BUSINESS
April 17, 2015 | By Andrew Maykuth, Inquirer Staff Writer
The New Jersey Board of Public Utilities on Wednesday approved a Public Service Electric & Gas plan to spend an additional $95 million on energy efficiency programs for health care facilities, multi-family housing and small urban businesses, government agencies and non-profits. PSE&G has already invested $227 million on energy efficiency efforts for those sectors through the end of 2014, subsidizing hundreds of hospitals, schools, city halls, firehouses, community service organizations and apartment buildings to save energy and money.
NEWS
April 7, 2015
ISSUE | POLICE REFORMS Citizens should know the ground rules I would add a section to the recent federal report recommending changes in procedures and training in the Police Department (" 'Significant strife,' " March 24). It would include provisions that we should educate citizens that the police volunteered to protect and serve; that if you want to commit crimes, you should be prepared to be arrested; that if you decide to resist arrest, force will be used to control you; and that if you choose to shoot at officers, they will shoot back.
NEWS
January 30, 2015 | By Sandy Bauers, For The Inquirer
Joan Young's roof was leaking. The furnace wasn't in great shape, either. But the 70-year-old retiree had few options. "When you're working, it's different. You find the money," she said. On Social Security, "you just deal with what you can, and you try to keep the bills from being expensive, so you turn down the heat and you put on more clothes. " Then Young learned of a pilot program in Philadelphia that is seen as a way to conserve energy, aid the poor, make homes healthier to live in, and perhaps even act as a hedge against homelessness, bolstering the supply of low-income housing in the city.
REAL_ESTATE
October 20, 2014 | By Erin Arvedlund, Inquirer Staff Writer
If you work as a builder, what better way to experiment with new environmentally friendly techniques and materials than on your own house. That's what Matthew Seip and his wife, Sue, did at their Perkiomenville home, nestled on an acre or so of quiet land close to Green Lane Park and the Perkiomen Trail. For the Seips, buying and rebuilding the three-story, 1,500-square-foot house was an expression of their philosophy that less is more. They have a garden and raise chickens. Through composting, they teach their three children, Emmett, Elisabeth, and Nathan, about recycling.
NEWS
October 16, 2014 | BY JENNY DeHUFF, Daily News Staff Writer dehuffj@phillynews.com, 215-854-5218
IT'S A RACE in reverse, you might say. Mayor Nutter yesterday announced the launch of a citywide competition among big buildings to show the lowest energy costs, with a national prize awaiting the winners after a year. The Energy Reduction Race will tally the energy bills of the participating commercial skyscrapers in the city and will be judged by the U.S. Department of Energy and the Environmental Protection Agency.
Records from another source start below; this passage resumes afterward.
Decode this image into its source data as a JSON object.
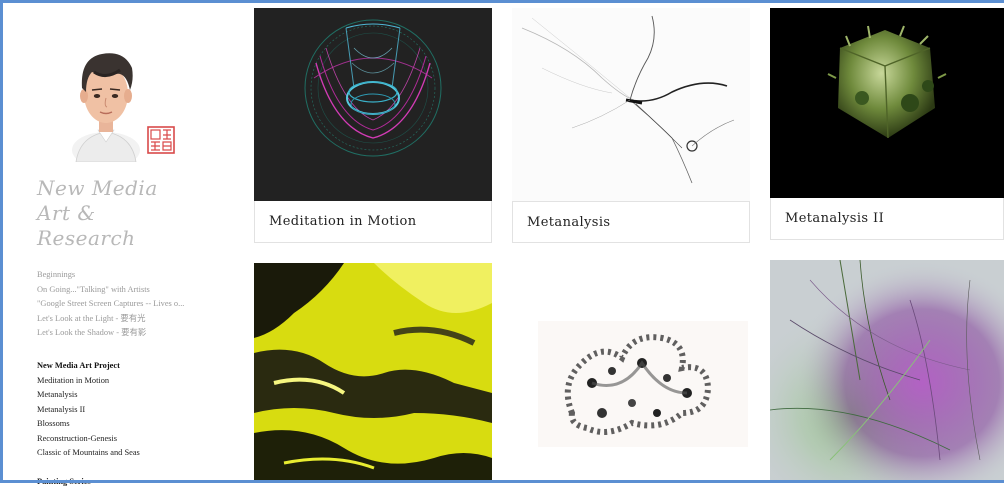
{
  "site": {
    "title_line1": "New Media",
    "title_line2": "Art &",
    "title_line3": "Research"
  },
  "nav": {
    "top_items": [
      "Beginnings",
      "On Going...\"Talking\" with Artists",
      "\"Google Street Screen Captures -- Lives o...",
      "Let's Look at the Light - 要有光",
      "Let's Look the Shadow - 要有影"
    ],
    "project_heading": "New Media Art Project",
    "project_items": [
      "Meditation in Motion",
      "Metanalysis",
      "Metanalysis II",
      "Blossoms",
      "Reconstruction-Genesis",
      "Classic of Mountains and Seas"
    ],
    "painting_heading": "Painting Series"
  },
  "gallery": {
    "captions": [
      "Meditation in Motion",
      "Metanalysis",
      "Metanalysis II"
    ]
  },
  "colors": {
    "frame": "#5b8fd2",
    "title_gray": "#b8b8b8",
    "nav_gray": "#9a9a9a"
  }
}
The "race" ends Sept. 30, 2015, when each of three top-performing buildings will be awarded $5,000.
BUSINESS
October 16, 2014 | By Sandy Bauers, Inquirer Staff Writer
  Delaware and Maryland were already in. El Paso, Orlando, San Diego, and Spokane were in. On Tuesday, Mayor Nutter, flanked by federal energy and environmental officials, announced that Philadelphia also was joining a U.S. better-buildings challenge and launched an energy race among the city's biggest buildings. As in weight reduction, the biggest losers win. The challenge is to reduce energy use 5 percent by Sept. 30, 2015. But building operators are encouraged to do more.
1 | 2 | 3 | 4 | 5 | Next »
|
|
|
|
|